Friday, June 29, 2018

The most common type of heating and air conditioning system in the U.S. is a “central split-system,” which has two parts: an outdoor condenser unit and an indoor air handler. The air handler is at a central location in the home and distributes conditioned air through ducts to registers (vents) in the floor or ceiling of each room.

    A “ductless mini-split” is also a split system with an outdoor and indoor unit, but there are no ducts. The conditioned air is distributed directly from the indoor unit, which is usually wall-mounted and controlled by a hand-held remote. Most mini-splits are heat pumps, but they are also available as only a cooling air conditioner.

    The wall-mount air handler can only service one room, but there are mini-split systems with an outdoor condenser that can serve up to four wall-mounted air handlers. The essential difference between the two types of systems is that a central system distributes air to each room through ducts, while a mini-split delivers refrigerant through small pipes to an air handler in each room it serves.

    Mini-splits are more popular in Europe, the Caribbean, South America and much of the rest of the world than in the United States.
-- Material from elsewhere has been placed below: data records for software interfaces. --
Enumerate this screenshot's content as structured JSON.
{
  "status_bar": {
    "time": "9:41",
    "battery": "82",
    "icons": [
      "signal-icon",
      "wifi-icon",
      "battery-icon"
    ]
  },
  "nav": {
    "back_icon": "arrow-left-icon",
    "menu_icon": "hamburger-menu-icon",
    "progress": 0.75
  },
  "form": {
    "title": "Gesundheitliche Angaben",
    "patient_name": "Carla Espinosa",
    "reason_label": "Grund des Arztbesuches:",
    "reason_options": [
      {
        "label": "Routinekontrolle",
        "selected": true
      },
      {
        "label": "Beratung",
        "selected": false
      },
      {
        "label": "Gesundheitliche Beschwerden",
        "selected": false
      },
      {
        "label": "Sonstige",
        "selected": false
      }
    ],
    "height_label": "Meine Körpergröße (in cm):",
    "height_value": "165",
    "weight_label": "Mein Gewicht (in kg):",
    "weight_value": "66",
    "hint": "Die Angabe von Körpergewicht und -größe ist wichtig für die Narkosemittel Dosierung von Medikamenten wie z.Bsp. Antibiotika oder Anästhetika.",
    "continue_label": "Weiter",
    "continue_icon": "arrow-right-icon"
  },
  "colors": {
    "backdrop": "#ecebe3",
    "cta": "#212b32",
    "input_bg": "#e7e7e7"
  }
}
They have several advantages when compared with a central system:

  1. Because they have no ducts, mini-splits avoid the energy loss inherent in a ducted system.
  2. Each wall-mounted air handler can be separately adjusted, so a multiple air handler system creates individual zones that can be separately adjusted to the requirements of each room.
  3. The small size makes them easier to install, and they are often the only choice when retro-fitting a system into a home with no attic or crawl space for duct installation—unless you are will willing to tolerate the noise and inefficiency of a wall/window air conditioner. 
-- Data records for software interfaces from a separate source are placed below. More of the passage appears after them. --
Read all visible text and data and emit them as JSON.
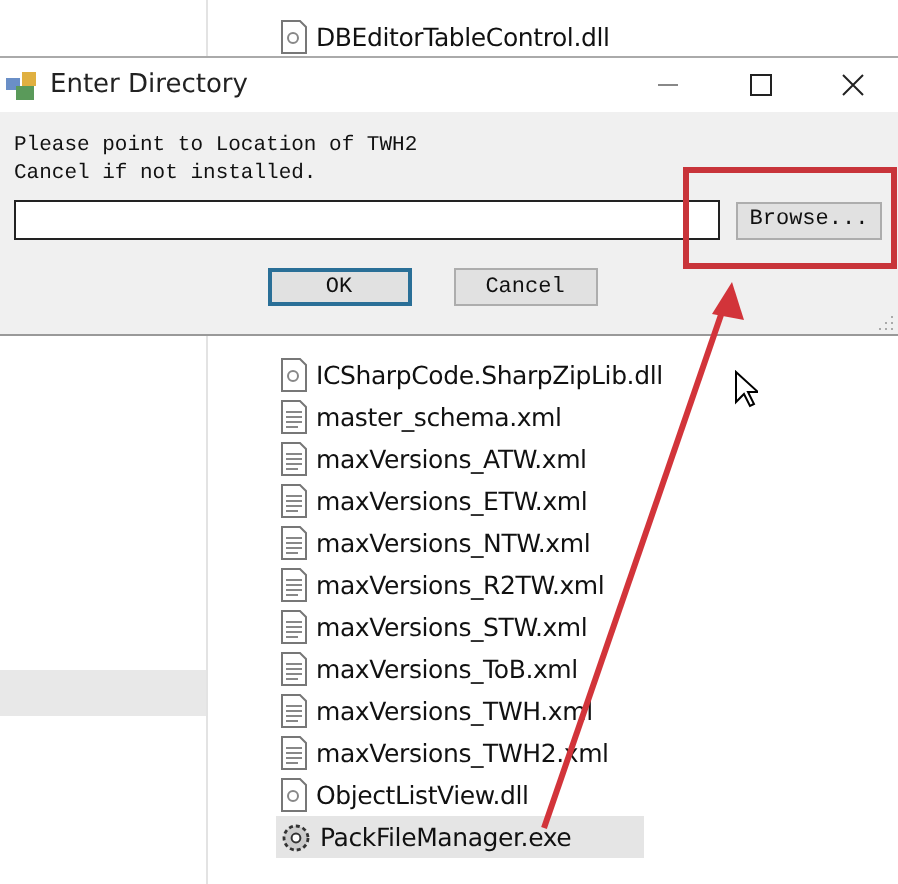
{
  "explorer": {
    "files_top": [
      {
        "name": "DBEditorTableControl.dll",
        "kind": "dll",
        "selected": false
      }
    ],
    "files": [
      {
        "name": "ICSharpCode.SharpZipLib.dll",
        "kind": "dll",
        "selected": false
      },
      {
        "name": "master_schema.xml",
        "kind": "xml",
        "selected": false
      },
      {
        "name": "maxVersions_ATW.xml",
        "kind": "xml",
        "selected": false
      },
      {
        "name": "maxVersions_ETW.xml",
        "kind": "xml",
        "selected": false
      },
      {
        "name": "maxVersions_NTW.xml",
        "kind": "xml",
        "selected": false
      },
      {
        "name": "maxVersions_R2TW.xml",
        "kind": "xml",
        "selected": false
      },
      {
        "name": "maxVersions_STW.xml",
        "kind": "xml",
        "selected": false
      },
      {
        "name": "maxVersions_ToB.xml",
        "kind": "xml",
        "selected": false
      },
      {
        "name": "maxVersions_TWH.xml",
        "kind": "xml",
        "selected": false
      },
      {
        "name": "maxVersions_TWH2.xml",
        "kind": "xml",
        "selected": false
      },
      {
        "name": "ObjectListView.dll",
        "kind": "dll",
        "selected": false
      },
      {
        "name": "PackFileManager.exe",
        "kind": "exe",
        "selected": true
      }
    ]
  },
  "dialog": {
    "title": "Enter Directory",
    "message_lines": [
      "Please point to Location of TWH2",
      "Cancel if not installed."
    ],
    "browse_button": "Browse...",
    "ok_button": "OK",
    "cancel_button": "Cancel"
  }
}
    There are, of course, a couple of disadvantages:

  1. A mini-split unit is about 30% more expensive than a central split-system.
  2. Some people do not like the appearance of a wall-mounted air handler in a room.
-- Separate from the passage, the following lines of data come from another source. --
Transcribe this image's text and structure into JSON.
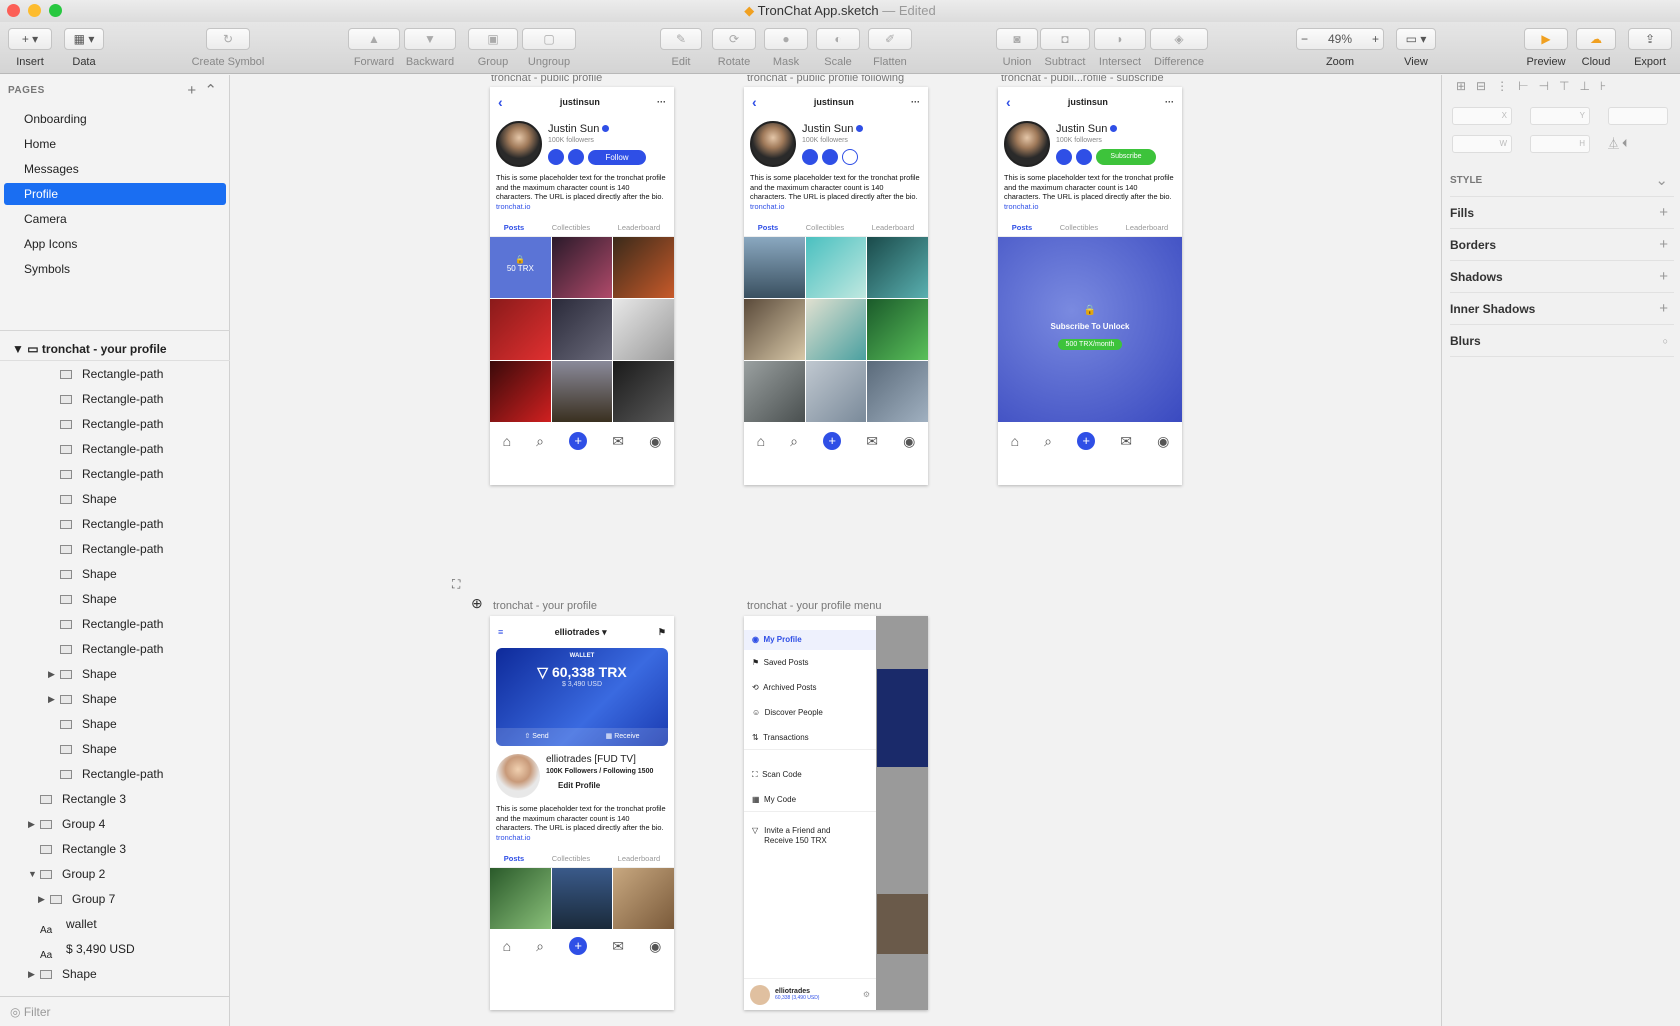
{
  "window": {
    "title": "TronChat App.sketch",
    "edited": "— Edited"
  },
  "toolbar": {
    "insert": "Insert",
    "data": "Data",
    "create_symbol": "Create Symbol",
    "forward": "Forward",
    "backward": "Backward",
    "group": "Group",
    "ungroup": "Ungroup",
    "edit": "Edit",
    "rotate": "Rotate",
    "mask": "Mask",
    "scale": "Scale",
    "flatten": "Flatten",
    "union": "Union",
    "subtract": "Subtract",
    "intersect": "Intersect",
    "difference": "Difference",
    "zoom_label": "Zoom",
    "zoom_value": "49%",
    "view": "View",
    "preview": "Preview",
    "cloud": "Cloud",
    "export": "Export"
  },
  "pages": {
    "header": "PAGES",
    "items": [
      "Onboarding",
      "Home",
      "Messages",
      "Profile",
      "Camera",
      "App Icons",
      "Symbols"
    ],
    "selected": "Profile"
  },
  "layers": {
    "root": "tronchat - your profile",
    "items": [
      "Rectangle-path",
      "Rectangle-path",
      "Rectangle-path",
      "Rectangle-path",
      "Rectangle-path",
      "Shape",
      "Rectangle-path",
      "Rectangle-path",
      "Shape",
      "Shape",
      "Rectangle-path",
      "Rectangle-path",
      "Shape",
      "Shape",
      "Shape",
      "Shape",
      "Rectangle-path",
      "Rectangle 3",
      "Group 4",
      "Rectangle 3",
      "Group 2",
      "Group 7",
      "wallet",
      "$ 3,490 USD",
      "Shape"
    ],
    "filter": "Filter"
  },
  "artboards": {
    "a1": "tronchat - public profile",
    "a2": "tronchat - public profile following",
    "a3": "tronchat - publi...rofile - subscribe",
    "a4": "tronchat - your profile",
    "a5": "tronchat - your profile menu"
  },
  "profile": {
    "username": "justinsun",
    "name": "Justin Sun",
    "followers": "100K followers",
    "follow": "Follow",
    "subscribe": "Subscribe",
    "bio": "This is some placeholder text for the tronchat profile and the maximum character count is 140 characters. The URL is placed directly after the bio.",
    "link": "tronchat.io",
    "tabs": [
      "Posts",
      "Collectibles",
      "Leaderboard"
    ],
    "locked_price": "50 TRX",
    "unlock": "Subscribe To Unlock",
    "unlock_price": "500 TRX/month"
  },
  "own": {
    "username": "elliotrades",
    "wallet": "WALLET",
    "balance": "60,338 TRX",
    "usd": "$ 3,490 USD",
    "send": "Send",
    "receive": "Receive",
    "name": "elliotrades [FUD TV]",
    "stats": "100K Followers / Following 1500",
    "edit_profile": "Edit Profile"
  },
  "menu": {
    "items": [
      "My Profile",
      "Saved Posts",
      "Archived Posts",
      "Discover People",
      "Transactions",
      "Scan Code",
      "My Code"
    ],
    "invite": "Invite a Friend and Receive 150 TRX",
    "footer_name": "elliotrades",
    "footer_balance": "60,338 (3,490 USD)"
  },
  "inspector": {
    "style": "STYLE",
    "fills": "Fills",
    "borders": "Borders",
    "shadows": "Shadows",
    "inner_shadows": "Inner Shadows",
    "blurs": "Blurs",
    "x": "X",
    "y": "Y",
    "w": "W",
    "h": "H"
  },
  "colors": {
    "accent": "#1a6ef2",
    "tron_blue": "#2f4fe6",
    "subscribe_green": "#3dc33b"
  }
}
    You can usually tell what type of system is inside the home by the shape of the outside condenser unit. Mini-splits have tall and narrow condensers compared to the cube shape of most central split-system condensers, as shown in the photo below.

    Mini-split condensers are also often bracket-mounted on the side of urban buildings in some areas.

• • • • • • • • • • • • • • • • • • • • • • • • • • • • • • • 

  To learn more about heating and air conditioning systems, see these other blog posts: 

My air conditioner won't turn on. What's wrong? 

How can I find out the size of my air conditioner? 

Where is the air filter for my central air conditioner and furnace? I can’t find it? 

Does an old air conditioner use more electricity as it ages? 

How did homes stay cool in Florida before air conditioning? 

What is wrong with an air conditioner when the air flow out of the vents is low?

Why has the thermostat screen gone blank? 

Why does it take so long to cool a house when an air conditioner has been off for a while? 

Why is my air conditioner not cooling enough? 

What are the most common problems with wall/window air conditioners?  

Will closing doors reduce my heating and cooling costs? 

   Visit our HEATING AND AIR CONDITIONING page for other related blog posts on this subject, or go to the INDEX for a complete listing of all our articles. 

How To Look At A House

McGarry and Madsen's home inspection blog for buyers of  

site-built, mobile/manfuactured and modular homes

(placeholder)

Search

This

Site

Attics

Air Conditioner & Furnace Age/Size

AFCI, CAFCI, DFCI, & GFCI

Bathrooms

Aging in Place

Appliances

Click Below  

for Links

to Collections

of Blog Posts

by Subject

Cracks

Doors and Windows

Electrical

Energy Efficiency

Fireplaces and Chimneys

Heating and Air Conditioning

Home Inspection

Hurricane Resistance

Electrical Receptacle Outlets

Electrical Panels

Garages and Carports

Common Problems

Exterior Walls & Structures

Insulation

Insurance

Life Expectancy

Mobile/Manufactured Homes

Older and Historic Houses

Mold, Lead & Other Contaminants

Modular Homes

Metal Roofs

Plumbing

Radon

Pool and Spa

Roof and Attic

Remodeling

Safety

Site

"Should I Buy A..."

Stairs

Termites, Wood Rot & Pests

Structure and Rooms

Wells

Water Heaters

Water Heater Age

Septic Tank Systems

Plumbing Pipes

Sinkholes

When It First Became Code

Park Model Homes

Shingle Roofs

Stucco

Wind Mitigation Form

"Does A Home

Inspector...?"

"What Is The Difference Between..."

Brick

Concrete and Concrete Block

Foundations

Rain Gutters

Condominiums

Crawl Spaces

Building Permits

Clay Soil

Floors

Toilets

Generators

HUD-Code for Mobile Homes

Flat Roofs

Sprinkler Systems

4-Point Inspections

Frequently Asked Questions (FAQ)

Building Codes

Inspector Licensing

& Standards

Washers and Dryers

Kitchens

(placeholder)

Electrical Wiring

Plumbing Drains and Traps

Smoke & CO Alarms

Top 5 results given instantly.

Click on magnifying glass

for all search results.

Lighting

Sinks